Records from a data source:

>>>

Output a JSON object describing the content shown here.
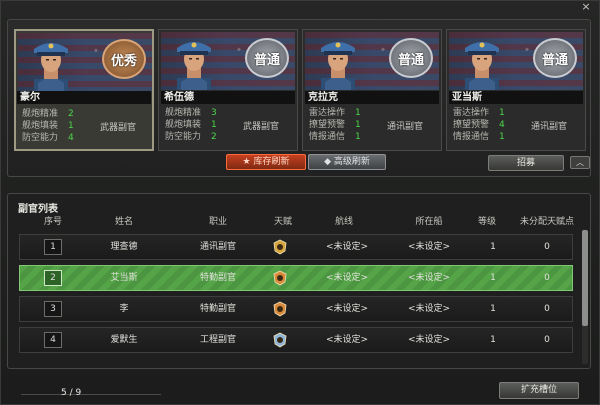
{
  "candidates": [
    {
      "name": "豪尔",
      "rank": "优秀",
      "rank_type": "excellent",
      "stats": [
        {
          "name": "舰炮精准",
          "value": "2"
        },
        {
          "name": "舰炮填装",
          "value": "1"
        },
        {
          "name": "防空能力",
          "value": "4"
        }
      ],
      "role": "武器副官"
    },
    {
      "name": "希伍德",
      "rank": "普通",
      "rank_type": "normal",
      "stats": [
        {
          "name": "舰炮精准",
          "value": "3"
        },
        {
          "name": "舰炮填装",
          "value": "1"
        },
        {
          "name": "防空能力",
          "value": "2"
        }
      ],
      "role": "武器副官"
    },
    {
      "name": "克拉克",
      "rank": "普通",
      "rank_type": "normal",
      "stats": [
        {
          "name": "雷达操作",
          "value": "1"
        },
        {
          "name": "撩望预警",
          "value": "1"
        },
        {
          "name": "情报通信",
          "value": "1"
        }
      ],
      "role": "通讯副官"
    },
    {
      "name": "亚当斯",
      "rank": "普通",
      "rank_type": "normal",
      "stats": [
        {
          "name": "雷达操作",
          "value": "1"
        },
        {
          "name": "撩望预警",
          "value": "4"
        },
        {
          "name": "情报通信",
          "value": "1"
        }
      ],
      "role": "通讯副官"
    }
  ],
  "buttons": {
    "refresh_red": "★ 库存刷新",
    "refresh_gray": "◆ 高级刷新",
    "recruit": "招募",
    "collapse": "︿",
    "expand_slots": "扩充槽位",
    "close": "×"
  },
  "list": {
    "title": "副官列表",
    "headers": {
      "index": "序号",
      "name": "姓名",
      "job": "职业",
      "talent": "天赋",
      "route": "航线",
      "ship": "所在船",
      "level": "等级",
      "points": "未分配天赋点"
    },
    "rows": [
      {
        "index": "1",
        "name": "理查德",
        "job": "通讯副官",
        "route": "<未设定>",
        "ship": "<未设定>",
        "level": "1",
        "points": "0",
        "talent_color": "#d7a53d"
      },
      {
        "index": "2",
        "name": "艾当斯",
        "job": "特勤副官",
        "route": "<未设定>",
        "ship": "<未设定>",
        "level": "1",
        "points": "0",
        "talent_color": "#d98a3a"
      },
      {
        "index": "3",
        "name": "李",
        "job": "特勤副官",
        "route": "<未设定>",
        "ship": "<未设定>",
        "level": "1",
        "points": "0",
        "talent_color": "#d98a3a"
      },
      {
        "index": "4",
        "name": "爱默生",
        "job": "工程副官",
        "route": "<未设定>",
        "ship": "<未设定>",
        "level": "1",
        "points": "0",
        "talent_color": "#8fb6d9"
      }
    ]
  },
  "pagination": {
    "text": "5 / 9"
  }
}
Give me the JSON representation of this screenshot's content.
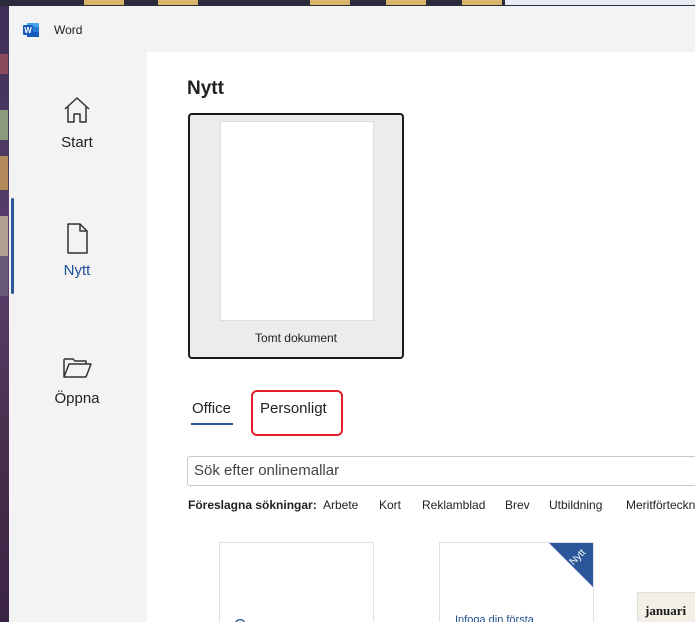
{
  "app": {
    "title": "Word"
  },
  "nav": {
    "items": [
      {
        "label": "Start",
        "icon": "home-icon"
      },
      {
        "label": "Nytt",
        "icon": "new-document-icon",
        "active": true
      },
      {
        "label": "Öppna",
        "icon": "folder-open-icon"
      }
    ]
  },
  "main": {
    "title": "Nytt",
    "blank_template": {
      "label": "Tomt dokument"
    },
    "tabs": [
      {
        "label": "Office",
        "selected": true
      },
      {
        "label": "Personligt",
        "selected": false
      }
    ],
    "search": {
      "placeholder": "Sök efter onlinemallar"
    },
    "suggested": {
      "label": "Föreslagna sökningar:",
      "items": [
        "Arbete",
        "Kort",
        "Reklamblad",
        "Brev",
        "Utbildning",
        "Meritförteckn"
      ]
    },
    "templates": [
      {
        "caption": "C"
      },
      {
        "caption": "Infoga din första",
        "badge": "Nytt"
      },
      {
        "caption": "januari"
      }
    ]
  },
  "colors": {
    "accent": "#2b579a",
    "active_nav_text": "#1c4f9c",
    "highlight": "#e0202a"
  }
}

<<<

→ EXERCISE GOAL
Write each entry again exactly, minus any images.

→ SOLUTION TO THIS EXERCISE
Output a JSON object describing the content shown here.
{
  "candidates": [
    {
      "name": "豪尔",
      "rank": "优秀",
      "rank_type": "excellent",
      "stats": [
        {
          "name": "舰炮精准",
          "value": "2"
        },
        {
          "name": "舰炮填装",
          "value": "1"
        },
        {
          "name": "防空能力",
          "value": "4"
        }
      ],
      "role": "武器副官"
    },
    {
      "name": "希伍德",
      "rank": "普通",
      "rank_type": "normal",
      "stats": [
        {
          "name": "舰炮精准",
          "value": "3"
        },
        {
          "name": "舰炮填装",
          "value": "1"
        },
        {
          "name": "防空能力",
          "value": "2"
        }
      ],
      "role": "武器副官"
    },
    {
      "name": "克拉克",
      "rank": "普通",
      "rank_type": "normal",
      "stats": [
        {
          "name": "雷达操作",
          "value": "1"
        },
        {
          "name": "撩望预警",
          "value": "1"
        },
        {
          "name": "情报通信",
          "value": "1"
        }
      ],
      "role": "通讯副官"
    },
    {
      "name": "亚当斯",
      "rank": "普通",
      "rank_type": "normal",
      "stats": [
        {
          "name": "雷达操作",
          "value": "1"
        },
        {
          "name": "撩望预警",
          "value": "4"
        },
        {
          "name": "情报通信",
          "value": "1"
        }
      ],
      "role": "通讯副官"
    }
  ],
  "buttons": {
    "refresh_red": "★ 库存刷新",
    "refresh_gray": "◆ 高级刷新",
    "recruit": "招募",
    "collapse": "︿",
    "expand_slots": "扩充槽位",
    "close": "×"
  },
  "list": {
    "title": "副官列表",
    "headers": {
      "index": "序号",
      "name": "姓名",
      "job": "职业",
      "talent": "天赋",
      "route": "航线",
      "ship": "所在船",
      "level": "等级",
      "points": "未分配天赋点"
    },
    "rows": [
      {
        "index": "1",
        "name": "理查德",
        "job": "通讯副官",
        "route": "<未设定>",
        "ship": "<未设定>",
        "level": "1",
        "points": "0",
        "talent_color": "#d7a53d"
      },
      {
        "index": "2",
        "name": "艾当斯",
        "job": "特勤副官",
        "route": "<未设定>",
        "ship": "<未设定>",
        "level": "1",
        "points": "0",
        "talent_color": "#d98a3a"
      },
      {
        "index": "3",
        "name": "李",
        "job": "特勤副官",
        "route": "<未设定>",
        "ship": "<未设定>",
        "level": "1",
        "points": "0",
        "talent_color": "#d98a3a"
      },
      {
        "index": "4",
        "name": "爱默生",
        "job": "工程副官",
        "route": "<未设定>",
        "ship": "<未设定>",
        "level": "1",
        "points": "0",
        "talent_color": "#8fb6d9"
      }
    ]
  },
  "pagination": {
    "text": "5 / 9"
  }
}
Give me the JSON representation of this screenshot's content.
{
  "app": {
    "title": "Word"
  },
  "nav": {
    "items": [
      {
        "label": "Start",
        "icon": "home-icon"
      },
      {
        "label": "Nytt",
        "icon": "new-document-icon",
        "active": true
      },
      {
        "label": "Öppna",
        "icon": "folder-open-icon"
      }
    ]
  },
  "main": {
    "title": "Nytt",
    "blank_template": {
      "label": "Tomt dokument"
    },
    "tabs": [
      {
        "label": "Office",
        "selected": true
      },
      {
        "label": "Personligt",
        "selected": false
      }
    ],
    "search": {
      "placeholder": "Sök efter onlinemallar"
    },
    "suggested": {
      "label": "Föreslagna sökningar:",
      "items": [
        "Arbete",
        "Kort",
        "Reklamblad",
        "Brev",
        "Utbildning",
        "Meritförteckn"
      ]
    },
    "templates": [
      {
        "caption": "C"
      },
      {
        "caption": "Infoga din första",
        "badge": "Nytt"
      },
      {
        "caption": "januari"
      }
    ]
  },
  "colors": {
    "accent": "#2b579a",
    "active_nav_text": "#1c4f9c",
    "highlight": "#e0202a"
  }
}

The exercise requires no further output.